*Data for processing*:
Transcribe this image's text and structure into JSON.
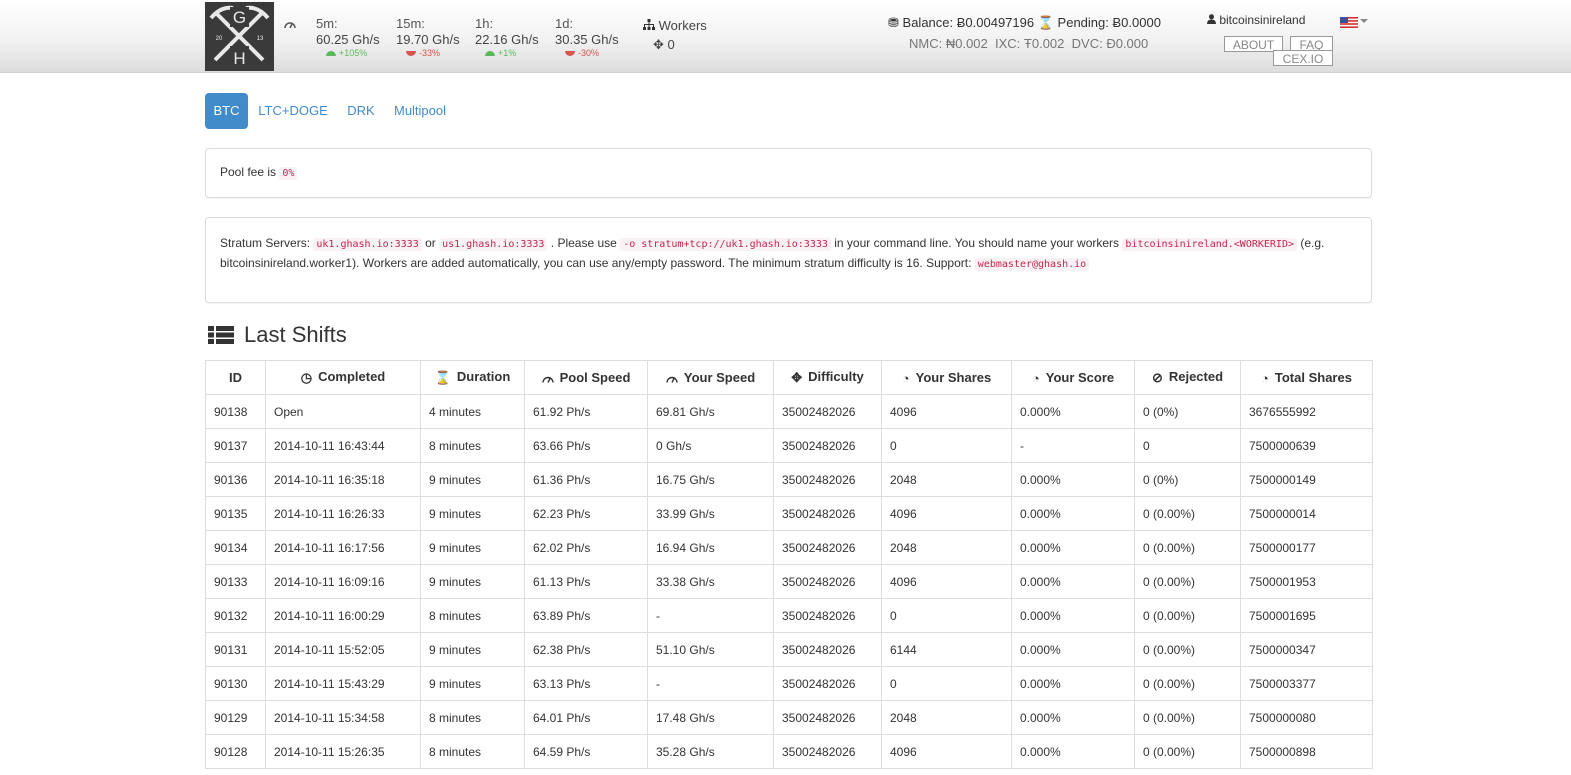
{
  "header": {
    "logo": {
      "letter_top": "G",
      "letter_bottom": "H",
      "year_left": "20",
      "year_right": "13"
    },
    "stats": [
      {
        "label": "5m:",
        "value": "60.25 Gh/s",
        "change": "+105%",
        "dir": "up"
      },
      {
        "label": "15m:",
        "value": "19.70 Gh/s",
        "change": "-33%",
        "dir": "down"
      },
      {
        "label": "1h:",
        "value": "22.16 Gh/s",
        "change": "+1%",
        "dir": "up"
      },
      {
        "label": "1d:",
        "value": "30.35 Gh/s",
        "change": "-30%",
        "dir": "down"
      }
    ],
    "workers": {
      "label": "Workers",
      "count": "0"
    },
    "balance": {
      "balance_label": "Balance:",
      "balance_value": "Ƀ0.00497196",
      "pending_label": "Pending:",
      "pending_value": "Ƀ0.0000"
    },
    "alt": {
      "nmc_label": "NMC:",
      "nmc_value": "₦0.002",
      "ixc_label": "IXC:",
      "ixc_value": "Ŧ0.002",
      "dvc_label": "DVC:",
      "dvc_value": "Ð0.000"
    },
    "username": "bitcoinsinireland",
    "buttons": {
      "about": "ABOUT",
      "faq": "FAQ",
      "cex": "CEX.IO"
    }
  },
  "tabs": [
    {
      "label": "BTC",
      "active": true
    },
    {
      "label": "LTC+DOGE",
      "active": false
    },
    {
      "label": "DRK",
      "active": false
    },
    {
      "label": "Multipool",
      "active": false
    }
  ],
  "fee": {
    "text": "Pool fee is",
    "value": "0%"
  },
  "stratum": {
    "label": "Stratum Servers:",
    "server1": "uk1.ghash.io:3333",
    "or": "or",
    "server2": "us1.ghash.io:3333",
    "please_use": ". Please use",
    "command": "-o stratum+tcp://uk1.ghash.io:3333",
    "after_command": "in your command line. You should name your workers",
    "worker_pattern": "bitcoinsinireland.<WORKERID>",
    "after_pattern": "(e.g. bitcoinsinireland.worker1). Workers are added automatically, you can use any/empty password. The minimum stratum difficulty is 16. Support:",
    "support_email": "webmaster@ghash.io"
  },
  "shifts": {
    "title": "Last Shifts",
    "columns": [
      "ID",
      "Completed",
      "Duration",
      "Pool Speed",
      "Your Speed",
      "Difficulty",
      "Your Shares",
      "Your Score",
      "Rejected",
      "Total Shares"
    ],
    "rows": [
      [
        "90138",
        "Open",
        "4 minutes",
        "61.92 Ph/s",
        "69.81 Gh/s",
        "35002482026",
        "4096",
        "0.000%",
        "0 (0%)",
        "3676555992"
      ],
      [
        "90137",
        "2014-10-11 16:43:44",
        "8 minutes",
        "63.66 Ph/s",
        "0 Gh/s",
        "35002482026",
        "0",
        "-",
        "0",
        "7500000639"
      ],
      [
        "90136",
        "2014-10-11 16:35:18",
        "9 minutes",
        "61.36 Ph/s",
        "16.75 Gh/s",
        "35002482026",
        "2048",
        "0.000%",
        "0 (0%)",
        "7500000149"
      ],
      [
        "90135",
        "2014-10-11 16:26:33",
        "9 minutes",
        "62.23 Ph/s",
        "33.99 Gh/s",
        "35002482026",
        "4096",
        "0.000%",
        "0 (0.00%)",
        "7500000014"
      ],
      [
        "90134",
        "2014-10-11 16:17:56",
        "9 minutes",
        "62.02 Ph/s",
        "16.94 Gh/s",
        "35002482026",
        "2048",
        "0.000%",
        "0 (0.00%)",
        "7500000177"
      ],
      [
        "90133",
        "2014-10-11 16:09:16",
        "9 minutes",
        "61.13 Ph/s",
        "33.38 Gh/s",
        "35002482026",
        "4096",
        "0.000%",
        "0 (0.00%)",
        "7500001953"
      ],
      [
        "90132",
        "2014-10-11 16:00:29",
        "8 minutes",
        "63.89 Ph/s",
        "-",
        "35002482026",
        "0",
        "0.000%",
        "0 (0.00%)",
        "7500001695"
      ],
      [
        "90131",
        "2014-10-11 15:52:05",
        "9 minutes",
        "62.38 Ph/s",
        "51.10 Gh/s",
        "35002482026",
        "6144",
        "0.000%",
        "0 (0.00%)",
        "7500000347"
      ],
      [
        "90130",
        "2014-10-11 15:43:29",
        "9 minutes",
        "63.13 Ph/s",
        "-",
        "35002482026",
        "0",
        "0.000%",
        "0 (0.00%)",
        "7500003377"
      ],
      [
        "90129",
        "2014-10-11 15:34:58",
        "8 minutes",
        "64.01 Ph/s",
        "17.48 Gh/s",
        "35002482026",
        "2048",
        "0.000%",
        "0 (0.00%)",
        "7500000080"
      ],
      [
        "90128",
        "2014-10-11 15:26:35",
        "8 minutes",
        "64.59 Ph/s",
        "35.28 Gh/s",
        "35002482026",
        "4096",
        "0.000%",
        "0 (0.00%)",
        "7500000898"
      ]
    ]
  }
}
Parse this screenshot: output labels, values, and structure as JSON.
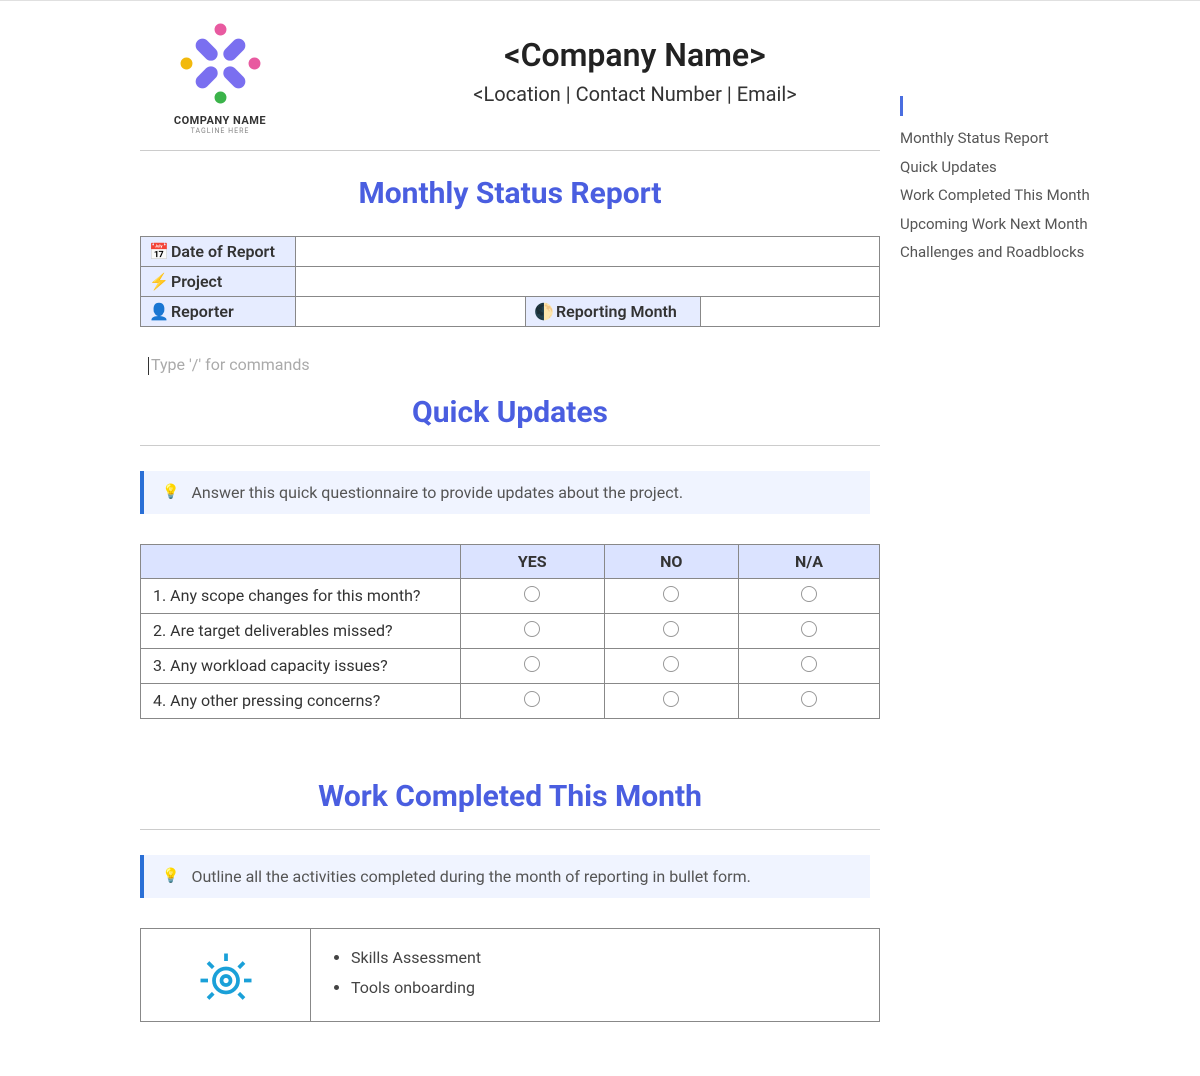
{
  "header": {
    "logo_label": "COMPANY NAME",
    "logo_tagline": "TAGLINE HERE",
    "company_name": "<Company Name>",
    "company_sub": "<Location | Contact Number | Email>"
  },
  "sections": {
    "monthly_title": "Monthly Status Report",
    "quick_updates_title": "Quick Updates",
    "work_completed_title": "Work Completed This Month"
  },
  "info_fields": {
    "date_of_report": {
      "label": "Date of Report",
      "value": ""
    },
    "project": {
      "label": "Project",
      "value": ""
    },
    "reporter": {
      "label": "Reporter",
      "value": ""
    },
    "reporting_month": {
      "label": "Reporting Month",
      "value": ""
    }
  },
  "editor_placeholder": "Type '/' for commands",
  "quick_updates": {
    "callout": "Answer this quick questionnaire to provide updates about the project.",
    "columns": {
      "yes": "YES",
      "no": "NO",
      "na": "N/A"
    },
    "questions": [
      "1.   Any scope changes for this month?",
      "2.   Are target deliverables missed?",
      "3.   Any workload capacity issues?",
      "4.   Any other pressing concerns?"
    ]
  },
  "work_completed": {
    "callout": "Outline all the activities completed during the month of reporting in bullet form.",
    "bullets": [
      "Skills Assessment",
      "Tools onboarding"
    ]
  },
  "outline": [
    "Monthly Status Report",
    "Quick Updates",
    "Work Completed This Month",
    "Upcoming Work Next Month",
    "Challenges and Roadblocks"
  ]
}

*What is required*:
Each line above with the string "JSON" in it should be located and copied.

*Task solution*:
Transcribe this image's text and structure into JSON.
Parse this screenshot: output labels, values, and structure as JSON.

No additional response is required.